Plenty of statistics speak to our stress levels in modern life, with Americans ranking as some of the most stressed out in the world, according to the American Institute of Stress (seriously?) with the disquieting tagline of, “If Life Were Easy They Would Have Asked For Volunteers.” Indeed, the myriad websites offering stress reduction solutions are testimony to our angst.
But now art, an age-old hobby of human cultures, has emerged as an essential — not frivolous — aspect of health. It’s no accident that Andrea Reese — featured in a Stress Free Now podcast describing how to reinvent happiness — is a visual and performing artist. Furthermore, art therapy has become a legit discipline with practitioners with a range of backgrounds achieving success in treating patients for illnesses as diverse as autism, eating disorders, trauma, and memory loss. See HERE.
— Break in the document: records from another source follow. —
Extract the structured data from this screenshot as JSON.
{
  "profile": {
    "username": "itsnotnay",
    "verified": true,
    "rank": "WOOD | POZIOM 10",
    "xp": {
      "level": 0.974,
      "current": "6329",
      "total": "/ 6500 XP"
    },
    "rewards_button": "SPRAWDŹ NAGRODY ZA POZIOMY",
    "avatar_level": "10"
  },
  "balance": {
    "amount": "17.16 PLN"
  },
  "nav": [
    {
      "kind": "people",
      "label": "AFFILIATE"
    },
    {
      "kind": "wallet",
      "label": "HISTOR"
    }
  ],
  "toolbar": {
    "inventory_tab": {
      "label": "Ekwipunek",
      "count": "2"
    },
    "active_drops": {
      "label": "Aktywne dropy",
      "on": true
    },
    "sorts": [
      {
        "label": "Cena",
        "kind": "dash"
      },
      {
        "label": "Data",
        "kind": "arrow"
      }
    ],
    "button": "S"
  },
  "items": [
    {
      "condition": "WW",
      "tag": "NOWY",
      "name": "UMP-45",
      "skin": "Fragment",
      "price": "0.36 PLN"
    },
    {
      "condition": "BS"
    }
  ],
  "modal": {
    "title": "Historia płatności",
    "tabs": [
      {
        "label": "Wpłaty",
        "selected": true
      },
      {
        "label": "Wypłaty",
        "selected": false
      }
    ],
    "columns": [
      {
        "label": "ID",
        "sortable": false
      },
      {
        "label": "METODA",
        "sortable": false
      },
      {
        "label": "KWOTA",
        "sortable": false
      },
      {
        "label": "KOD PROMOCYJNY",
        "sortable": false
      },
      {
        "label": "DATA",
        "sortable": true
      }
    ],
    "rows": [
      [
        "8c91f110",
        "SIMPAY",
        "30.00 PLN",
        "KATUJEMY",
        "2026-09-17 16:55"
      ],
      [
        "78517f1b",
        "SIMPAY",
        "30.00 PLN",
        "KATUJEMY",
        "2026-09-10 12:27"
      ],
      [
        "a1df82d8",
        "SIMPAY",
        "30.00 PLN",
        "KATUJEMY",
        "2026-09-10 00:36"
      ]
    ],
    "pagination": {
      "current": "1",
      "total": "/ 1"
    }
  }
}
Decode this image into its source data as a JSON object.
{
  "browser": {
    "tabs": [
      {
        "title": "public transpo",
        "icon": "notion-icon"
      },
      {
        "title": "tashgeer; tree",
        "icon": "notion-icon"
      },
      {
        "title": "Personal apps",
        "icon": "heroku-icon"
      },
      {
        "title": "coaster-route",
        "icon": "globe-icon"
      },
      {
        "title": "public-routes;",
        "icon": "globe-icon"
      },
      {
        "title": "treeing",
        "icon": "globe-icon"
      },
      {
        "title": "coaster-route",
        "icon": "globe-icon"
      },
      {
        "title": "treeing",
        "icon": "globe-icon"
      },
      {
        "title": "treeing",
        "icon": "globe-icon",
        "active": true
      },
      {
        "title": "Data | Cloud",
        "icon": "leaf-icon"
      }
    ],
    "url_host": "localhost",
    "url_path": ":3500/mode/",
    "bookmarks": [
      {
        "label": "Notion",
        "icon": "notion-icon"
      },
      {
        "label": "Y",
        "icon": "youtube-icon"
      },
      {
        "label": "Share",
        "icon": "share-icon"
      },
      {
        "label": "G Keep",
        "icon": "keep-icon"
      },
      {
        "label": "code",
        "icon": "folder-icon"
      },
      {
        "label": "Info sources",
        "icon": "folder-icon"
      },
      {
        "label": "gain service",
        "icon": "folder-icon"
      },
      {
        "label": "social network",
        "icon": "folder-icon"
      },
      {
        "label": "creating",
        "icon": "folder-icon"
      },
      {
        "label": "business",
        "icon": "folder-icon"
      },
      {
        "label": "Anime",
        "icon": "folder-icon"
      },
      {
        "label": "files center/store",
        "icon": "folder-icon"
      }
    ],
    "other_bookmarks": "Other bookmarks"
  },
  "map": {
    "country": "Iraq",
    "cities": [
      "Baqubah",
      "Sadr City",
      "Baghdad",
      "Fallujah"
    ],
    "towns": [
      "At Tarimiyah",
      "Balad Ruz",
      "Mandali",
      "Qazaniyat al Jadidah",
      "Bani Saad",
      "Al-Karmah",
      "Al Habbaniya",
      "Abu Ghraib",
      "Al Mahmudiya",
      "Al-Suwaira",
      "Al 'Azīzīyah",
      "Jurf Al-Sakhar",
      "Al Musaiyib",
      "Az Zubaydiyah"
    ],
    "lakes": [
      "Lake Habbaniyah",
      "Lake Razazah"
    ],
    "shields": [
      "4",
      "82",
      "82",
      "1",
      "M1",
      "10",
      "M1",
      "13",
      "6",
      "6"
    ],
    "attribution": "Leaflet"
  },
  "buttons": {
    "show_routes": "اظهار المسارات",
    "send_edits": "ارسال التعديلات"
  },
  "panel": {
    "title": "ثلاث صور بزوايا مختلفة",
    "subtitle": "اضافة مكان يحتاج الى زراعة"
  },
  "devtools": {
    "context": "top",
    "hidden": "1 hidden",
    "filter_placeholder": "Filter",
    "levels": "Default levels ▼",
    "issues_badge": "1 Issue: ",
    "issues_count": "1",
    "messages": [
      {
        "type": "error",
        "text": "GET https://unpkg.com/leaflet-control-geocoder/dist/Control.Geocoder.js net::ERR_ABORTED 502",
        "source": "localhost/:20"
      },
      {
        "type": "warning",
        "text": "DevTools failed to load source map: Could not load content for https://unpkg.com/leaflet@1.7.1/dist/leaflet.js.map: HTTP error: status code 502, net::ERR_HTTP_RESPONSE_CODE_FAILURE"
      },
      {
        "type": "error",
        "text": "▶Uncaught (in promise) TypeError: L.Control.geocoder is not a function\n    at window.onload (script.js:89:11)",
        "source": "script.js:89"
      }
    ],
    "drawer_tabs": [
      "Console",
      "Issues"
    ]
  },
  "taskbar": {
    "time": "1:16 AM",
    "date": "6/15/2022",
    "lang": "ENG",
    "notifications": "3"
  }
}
“You don’t need to be a brain scientist to understand that the arts have physiological, psychological, and spiritual benefits,” says neuroaestheticist Susan Magsamen. But brain scientists are substantiating what artists and art appreciators already know from experience. Magsamen and coauthor Ivy Ross just published a book about Your Brain on Art: How the Arts Transform Us that’s coming out this month, in which Magsamen purports that “Art can create new neuropathways in the brain because this happens through sensorial experience.”
The American Congress of Rehabilitative Medicine corroborates with its Arts & Neuroscience Networking Group whose primary reason for existing is to “bring together this cutting-edge research that’s happening in the arts and neuroscience and how that can be clinically applied to our patients.”
Like a 2016 study showing reduced cortisol levels in healthy adults after a 45 minute art-making session; a 2021 study showing reduced glucose levels in diabetics who participated in art therapy; and even a 2022 study finding a statistically significant different in well-being after people played an online coloring game during the pandemic.
These days, scientists are teasing out which areas of the brain participate in human perception of art. Recent studies report that the experience of artistic beauty correlates with decodable patterns of activity in visual areas. Art representing human faces stimulates neural activity in a number of brain areas.
Interestingly, only faces ranked as beautiful fired up the medial orbitofrontal cortex, a region of the brain thought to play a role in personality characteristics like reasoning and emotion. Abstract art must rank on the beauty scale because it also fires up the medial frontal cortex to interpret colors and lines, even in the absence of recognizable images.
So, if you’re feeling artsy, go for it. Doodle, paint, write, color, cut, paste, and trust that it’s rewarding for our brains and bodies, and perhaps even grounded in the evolutionary framework of sorting out our feelings and preparing us to make decisions.